_TASK GOAL_
For this task, copy the data that follows exactly, keeping every character.

── MATERIAL FOR THE TASK

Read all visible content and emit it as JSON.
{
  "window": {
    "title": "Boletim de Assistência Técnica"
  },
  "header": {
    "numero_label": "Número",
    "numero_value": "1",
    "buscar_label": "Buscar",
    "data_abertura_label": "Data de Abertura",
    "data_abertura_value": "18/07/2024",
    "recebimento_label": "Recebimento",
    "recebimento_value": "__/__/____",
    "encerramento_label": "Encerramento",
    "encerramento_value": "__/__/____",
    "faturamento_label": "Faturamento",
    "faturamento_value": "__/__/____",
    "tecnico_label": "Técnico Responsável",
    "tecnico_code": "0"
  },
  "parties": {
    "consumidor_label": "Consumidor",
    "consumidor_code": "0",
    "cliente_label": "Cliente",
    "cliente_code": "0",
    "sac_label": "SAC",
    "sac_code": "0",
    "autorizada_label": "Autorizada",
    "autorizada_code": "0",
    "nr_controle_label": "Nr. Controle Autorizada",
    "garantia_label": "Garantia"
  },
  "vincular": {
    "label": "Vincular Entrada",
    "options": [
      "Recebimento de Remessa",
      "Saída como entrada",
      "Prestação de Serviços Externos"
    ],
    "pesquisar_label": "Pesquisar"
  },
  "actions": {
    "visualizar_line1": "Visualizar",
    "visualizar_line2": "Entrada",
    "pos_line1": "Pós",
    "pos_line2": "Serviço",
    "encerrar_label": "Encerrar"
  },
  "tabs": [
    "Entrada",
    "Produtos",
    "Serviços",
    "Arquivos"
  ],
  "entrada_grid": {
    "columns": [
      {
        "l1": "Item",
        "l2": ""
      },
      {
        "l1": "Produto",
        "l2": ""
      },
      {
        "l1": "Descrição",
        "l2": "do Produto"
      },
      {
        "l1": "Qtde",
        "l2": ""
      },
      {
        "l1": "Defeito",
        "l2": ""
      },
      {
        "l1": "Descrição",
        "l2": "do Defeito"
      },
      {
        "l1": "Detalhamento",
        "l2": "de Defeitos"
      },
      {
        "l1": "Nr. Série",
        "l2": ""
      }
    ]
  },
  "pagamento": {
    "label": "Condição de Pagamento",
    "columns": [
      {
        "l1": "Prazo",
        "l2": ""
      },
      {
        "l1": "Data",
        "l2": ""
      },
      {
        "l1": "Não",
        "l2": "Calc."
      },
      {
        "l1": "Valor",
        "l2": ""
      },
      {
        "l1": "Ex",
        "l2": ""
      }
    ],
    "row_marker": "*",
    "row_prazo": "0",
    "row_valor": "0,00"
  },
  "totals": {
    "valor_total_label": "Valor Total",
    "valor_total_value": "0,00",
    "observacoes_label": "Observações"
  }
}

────

_TASK RESULT_
Read all visible content and emit it as JSON.
{
  "window": {
    "title": "Boletim de Assistência Técnica"
  },
  "header": {
    "numero_label": "Número",
    "numero_value": "1",
    "buscar_label": "Buscar",
    "data_abertura_label": "Data de Abertura",
    "data_abertura_value": "18/07/2024",
    "recebimento_label": "Recebimento",
    "recebimento_value": "__/__/____",
    "encerramento_label": "Encerramento",
    "encerramento_value": "__/__/____",
    "faturamento_label": "Faturamento",
    "faturamento_value": "__/__/____",
    "tecnico_label": "Técnico Responsável",
    "tecnico_code": "0"
  },
  "parties": {
    "consumidor_label": "Consumidor",
    "consumidor_code": "0",
    "cliente_label": "Cliente",
    "cliente_code": "0",
    "sac_label": "SAC",
    "sac_code": "0",
    "autorizada_label": "Autorizada",
    "autorizada_code": "0",
    "nr_controle_label": "Nr. Controle Autorizada",
    "garantia_label": "Garantia"
  },
  "vincular": {
    "label": "Vincular Entrada",
    "options": [
      "Recebimento de Remessa",
      "Saída como entrada",
      "Prestação de Serviços Externos"
    ],
    "pesquisar_label": "Pesquisar"
  },
  "actions": {
    "visualizar_line1": "Visualizar",
    "visualizar_line2": "Entrada",
    "pos_line1": "Pós",
    "pos_line2": "Serviço",
    "encerrar_label": "Encerrar"
  },
  "tabs": [
    "Entrada",
    "Produtos",
    "Serviços",
    "Arquivos"
  ],
  "entrada_grid": {
    "columns": [
      {
        "l1": "Item",
        "l2": ""
      },
      {
        "l1": "Produto",
        "l2": ""
      },
      {
        "l1": "Descrição",
        "l2": "do Produto"
      },
      {
        "l1": "Qtde",
        "l2": ""
      },
      {
        "l1": "Defeito",
        "l2": ""
      },
      {
        "l1": "Descrição",
        "l2": "do Defeito"
      },
      {
        "l1": "Detalhamento",
        "l2": "de Defeitos"
      },
      {
        "l1": "Nr. Série",
        "l2": ""
      }
    ]
  },
  "pagamento": {
    "label": "Condição de Pagamento",
    "columns": [
      {
        "l1": "Prazo",
        "l2": ""
      },
      {
        "l1": "Data",
        "l2": ""
      },
      {
        "l1": "Não",
        "l2": "Calc."
      },
      {
        "l1": "Valor",
        "l2": ""
      },
      {
        "l1": "Ex",
        "l2": ""
      }
    ],
    "row_marker": "*",
    "row_prazo": "0",
    "row_valor": "0,00"
  },
  "totals": {
    "valor_total_label": "Valor Total",
    "valor_total_value": "0,00",
    "observacoes_label": "Observações"
  }
}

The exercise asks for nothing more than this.